4 Hilariously Unexpected Feuds Between Fringe Groups
I think we all owe fringe groups an apology. In our mad dash to be open-minded and accepting of all cultures, communities, races and creeds, we carelessly let a few small but very loud groups slip through the cracks of our kindness. They are the extremist factions, and they are angry about being generalized, about being marginalized and just kind of about everything. No one really takes the time to understand the differences between hate groups or to see the intricate distinctions among zealots. Simply put, we are bigoted against the bigots, even in 2012.
But within each fringe group,
For instance, did you know they've developed an appreciation for art?
9/11 Conspiracy Theorists
All the theorists who believe that 9/11 was an inside job have (unfairly) labeled themselves "Truthers," which puts all opposition in the uncomfortable position of being "Liars" by default. That's just how conspiracy theories work: If you disagree, then you are almost certainly an agent of the conspiracy. Not surprisingly, that makes for some confusing and hilarious arguments among conspiracy theorists when they agree that a covert plot exists but can't agree on how it's executed.
9/11 conspiracy theorists run into this problem more often than simulated planes
"Tell me, how did the jet fuel get hot enough to melt those beams, huh?! Idiot! Now get ready for school."
The myth of Bigfoot gained traction in American culture around the 1950s and '60s, thanks largely in part to a plaster cast of a massive footprint and the video footage a Sasquatch casually strolling through the woods in the Pacific Northwest. That footage was shot by Roger Patterson and Robert Gimlin, and despite the fact that it's one of the primary reasons anyone believes in Bigfoot in the first place, some cryptozoologists are doing everything in their power to debunk it.
To see just how furious their fights get, you only have to look at the
"You have no idea how easy it was to get these coats."
Hidden in the darkest, skinniest recesses of the Internet are the pro-ana (pro-anorexic)
It's nearly impossible to read through these forums without
"And then I sit like that for half an hour until my brain thinks it ate a meal."
White Power Advocates
On most issues, nearly all factions of the white power movement see eye to eye, provided that each of those eyes are blue. They can all agree that white people are the favorite kind of people and that every other race is infuriating, but just how infuriating is apparently an insurmountable point of contention between them. White separatists are willing to tolerate the fact that other races exist in the world, but they advocate the creation of an "ethnically pure" country of just white people. In other words, they want an entire nation built on the principles of a '70s country club. Supremacists, on the other hand, can't sleep knowing that there are other ethnicities out there, just
But even with all the hatred they're expending on other races, both supremacists and separatists treat their bigotry like a marathon instead of a sprint, always saving a little reserve hatred that they can use on each other from time to time. The clearest example of their mutual antagonism is smeared across Stormfront.org, the biggest white pride forum on the Internet.
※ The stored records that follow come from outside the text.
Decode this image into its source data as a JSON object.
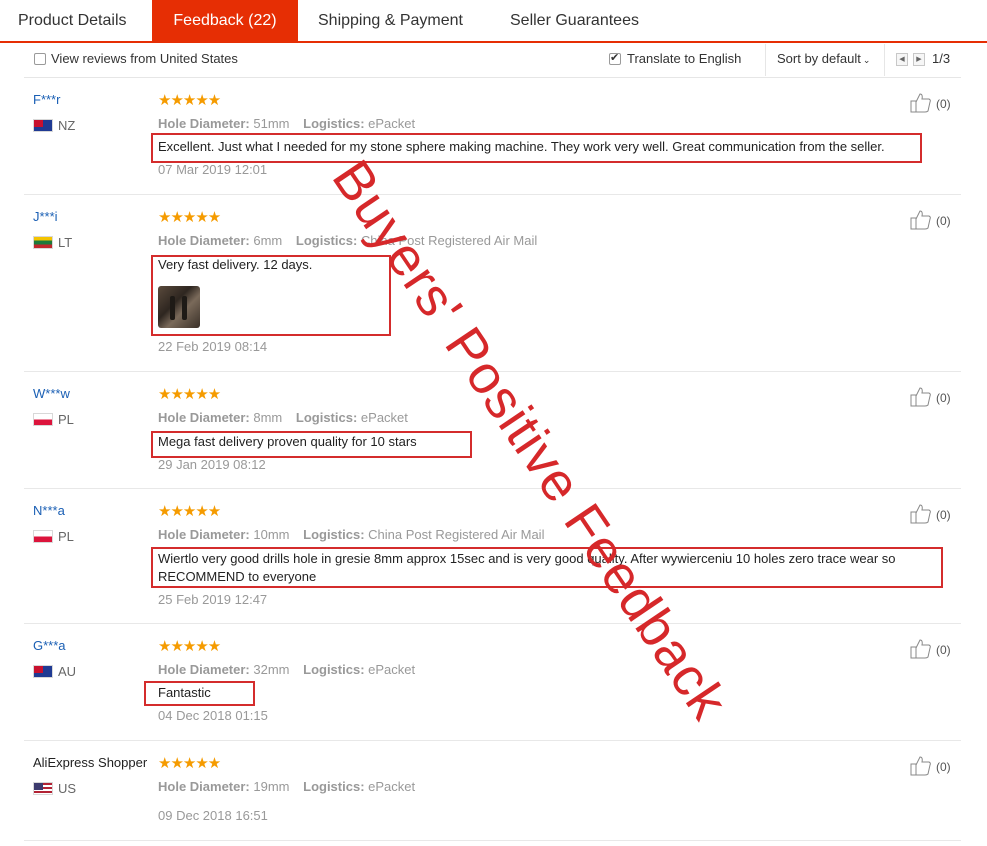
{
  "tabs": [
    {
      "label": "Product Details"
    },
    {
      "label": "Feedback (22)"
    },
    {
      "label": "Shipping & Payment"
    },
    {
      "label": "Seller Guarantees"
    }
  ],
  "filter": {
    "view_us_label": "View reviews from United States",
    "view_us_checked": false,
    "translate_label": "Translate to English",
    "translate_checked": true,
    "sort_label": "Sort by default",
    "page_text": "1/3"
  },
  "labels": {
    "hole_diameter": "Hole Diameter:",
    "logistics": "Logistics:"
  },
  "stars_glyph": "★★★★★",
  "reviews": [
    {
      "name": "F***r",
      "country": "NZ",
      "flag": "nz",
      "rating": 5,
      "hole": "51mm",
      "logistics": "ePacket",
      "text": "Excellent. Just what I needed for my stone sphere making machine. They work very well. Great communication from the seller.",
      "date": "07 Mar 2019 12:01",
      "likes": "(0)"
    },
    {
      "name": "J***i",
      "country": "LT",
      "flag": "lt",
      "rating": 5,
      "hole": "6mm",
      "logistics": "China Post Registered Air Mail",
      "text": "Very fast delivery. 12 days.",
      "date": "22 Feb 2019 08:14",
      "likes": "(0)",
      "has_photo": true
    },
    {
      "name": "W***w",
      "country": "PL",
      "flag": "pl",
      "rating": 5,
      "hole": "8mm",
      "logistics": "ePacket",
      "text": "Mega fast delivery proven quality for 10 stars",
      "date": "29 Jan 2019 08:12",
      "likes": "(0)"
    },
    {
      "name": "N***a",
      "country": "PL",
      "flag": "pl",
      "rating": 5,
      "hole": "10mm",
      "logistics": "China Post Registered Air Mail",
      "text": "Wiertlo very good drills hole in gresie 8mm approx 15sec and is very good quality. After wywierceniu 10 holes zero trace wear so RECOMMEND to everyone",
      "date": "25 Feb 2019 12:47",
      "likes": "(0)"
    },
    {
      "name": "G***a",
      "country": "AU",
      "flag": "au",
      "rating": 5,
      "hole": "32mm",
      "logistics": "ePacket",
      "text": "Fantastic",
      "date": "04 Dec 2018 01:15",
      "likes": "(0)"
    },
    {
      "name": "AliExpress Shopper",
      "country": "US",
      "flag": "us",
      "rating": 5,
      "hole": "19mm",
      "logistics": "ePacket",
      "text": "",
      "date": "09 Dec 2018 16:51",
      "likes": "(0)"
    }
  ],
  "overlay_text": "Buyers' Positive Feedback",
  "colors": {
    "accent": "#e62e04",
    "star": "#f59b00",
    "highlight_box": "#d42c2c",
    "username": "#1a5fb4"
  }
}
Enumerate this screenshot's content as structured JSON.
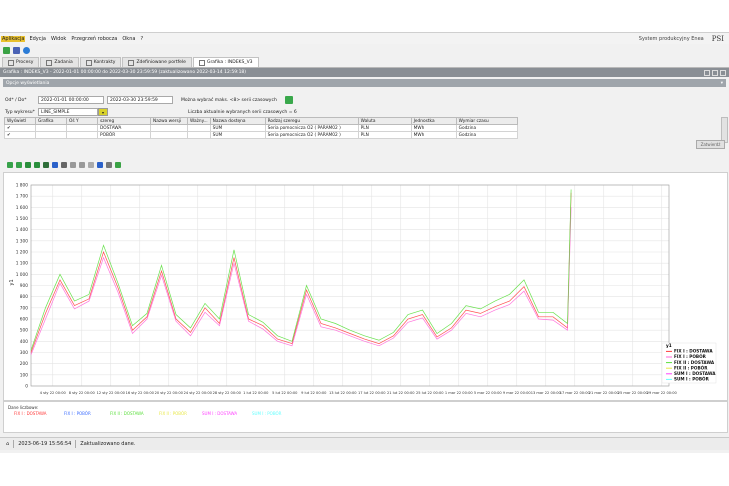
{
  "menu": {
    "items": [
      "Aplikacja",
      "Edycja",
      "Widok",
      "Przegrzeń robocza",
      "Okna",
      "?"
    ],
    "system_name": "System produkcyjny Enea",
    "logo": "PSI"
  },
  "tabs": [
    {
      "label": "Procesy"
    },
    {
      "label": "Zadania"
    },
    {
      "label": "Kontrakty"
    },
    {
      "label": "Zdefiniowane portfele"
    },
    {
      "label": "Grafika : INDEKS_V3"
    }
  ],
  "window_title": "Grafika : INDEKS_V3 - 2022-01-01 00:00:00 do 2022-03-30 23:59:59 (zaktualizowano 2022-03-14 12:59:18)",
  "panel_title": "Opcje wyświetlania",
  "params": {
    "od_label": "Od* / Do*",
    "from": "2022-01-01 00:00:00",
    "to": "2022-03-30 23:59:59",
    "max_label": "Można wybrać maks. <8> serii czasowych",
    "typ_label": "Typ wykresu*",
    "typ_value": "LINE_SIMPLE",
    "count_label": "Liczba aktualnie wybranych serii czasowych = 6"
  },
  "table": {
    "headers": [
      "Wyświetl",
      "Grafika",
      "Oś Y",
      "szereg",
      "Nazwa wersji",
      "Ważny...",
      "Nazwa dostęna",
      "Rodzaj szeregu",
      "Waluta",
      "Jednostka",
      "Wymiar czasu"
    ],
    "rows": [
      [
        "✔",
        "",
        "",
        "DOSTAWA",
        "",
        "",
        "SUM",
        "Seria pomocnicza O2 ( PARAM02 )",
        "PLN",
        "MWh",
        "Godzina"
      ],
      [
        "✔",
        "",
        "",
        "POBÓR",
        "",
        "",
        "SUM",
        "Seria pomocnicza O2 ( PARAM02 )",
        "PLN",
        "MWh",
        "Godzina"
      ]
    ]
  },
  "pokaz_label": "Zatwierdź",
  "legend_caption": "Dane liczbowe:",
  "status": {
    "timestamp": "2023-06-19 15:56:54",
    "message": "Zaktualizowano dane."
  },
  "chart_data": {
    "type": "line",
    "ylabel": "y1",
    "ylim": [
      0,
      1800
    ],
    "yticks": [
      0,
      100,
      200,
      300,
      400,
      500,
      600,
      700,
      800,
      900,
      1000,
      1100,
      1200,
      1300,
      1400,
      1500,
      1600,
      1700,
      1800
    ],
    "ytick_labels": [
      "0",
      "100",
      "200",
      "300",
      "400",
      "500",
      "600",
      "700",
      "800",
      "900",
      "1 000",
      "1 100",
      "1 200",
      "1 300",
      "1 400",
      "1 500",
      "1 600",
      "1 700",
      "1 800"
    ],
    "xlim": [
      0,
      88
    ],
    "x_tick_labels": [
      "4 sty 22 00:00",
      "8 sty 22 00:00",
      "12 sty 22 00:00",
      "16 sty 22 00:00",
      "20 sty 22 00:00",
      "24 sty 22 00:00",
      "28 sty 22 00:00",
      "1 lut 22 00:00",
      "5 lut 22 00:00",
      "9 lut 22 00:00",
      "13 lut 22 00:00",
      "17 lut 22 00:00",
      "21 lut 22 00:00",
      "25 lut 22 00:00",
      "1 mar 22 00:00",
      "5 mar 22 00:00",
      "9 mar 22 00:00",
      "13 mar 22 00:00",
      "17 mar 22 00:00",
      "21 mar 22 00:00",
      "25 mar 22 00:00",
      "29 mar 22 00:00"
    ],
    "x_tick_days": [
      3,
      7,
      11,
      15,
      19,
      23,
      27,
      31,
      35,
      39,
      43,
      47,
      51,
      55,
      59,
      63,
      67,
      71,
      75,
      79,
      83,
      87
    ],
    "days": [
      0,
      2,
      4,
      6,
      8,
      10,
      12,
      14,
      16,
      18,
      20,
      22,
      24,
      26,
      28,
      30,
      32,
      34,
      36,
      38,
      40,
      42,
      44,
      46,
      48,
      50,
      52,
      54,
      56,
      58,
      60,
      62,
      64,
      66,
      68,
      70,
      72,
      74,
      74.5
    ],
    "series": [
      {
        "name": "FIX I : DOSTAWA",
        "color": "#ff3b3b",
        "values": [
          300,
          650,
          950,
          720,
          780,
          1200,
          880,
          500,
          620,
          1030,
          600,
          480,
          700,
          560,
          1150,
          600,
          540,
          420,
          380,
          860,
          560,
          520,
          470,
          420,
          380,
          450,
          600,
          640,
          440,
          520,
          680,
          650,
          710,
          760,
          890,
          620,
          620,
          520,
          1730
        ]
      },
      {
        "name": "FIX I : POBÓR",
        "color": "#ff66d9",
        "values": [
          280,
          600,
          920,
          690,
          760,
          1150,
          840,
          470,
          600,
          990,
          580,
          450,
          660,
          540,
          1100,
          580,
          510,
          400,
          360,
          820,
          530,
          500,
          450,
          400,
          360,
          430,
          570,
          610,
          420,
          500,
          650,
          620,
          680,
          730,
          850,
          600,
          590,
          500,
          1600
        ]
      },
      {
        "name": "FIX II : DOSTAWA",
        "color": "#5adf3b",
        "values": [
          320,
          700,
          1000,
          760,
          820,
          1260,
          920,
          540,
          650,
          1080,
          640,
          520,
          740,
          600,
          1220,
          640,
          570,
          450,
          400,
          900,
          600,
          560,
          500,
          450,
          410,
          480,
          640,
          680,
          470,
          560,
          720,
          690,
          760,
          820,
          950,
          660,
          660,
          560,
          1760
        ]
      }
    ],
    "legend": [
      "y1",
      "FIX I : DOSTAWA",
      "FIX I : POBÓR",
      "FIX II : DOSTAWA",
      "FIX II : POBÓR",
      "SUM I : DOSTAWA",
      "SUM I : POBÓR"
    ],
    "legend_colors": [
      "#000000",
      "#ff3b3b",
      "#ff66d9",
      "#5adf3b",
      "#e8e84a",
      "#ff44ff",
      "#66ffff"
    ]
  },
  "colors": {
    "menu_active": "#e9c12e",
    "title_bar": "#8a8f95",
    "grid": "#e4e4e4"
  }
}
In
Ahh, now that's brotherhood.
Special thanks to David Wong for his help researching this column.
For more from Soren, check out 5 Baffling Real Internet Searches For Financial Advice and 5 Internet Prescribed 'Cleanses' That Made Me Immortal.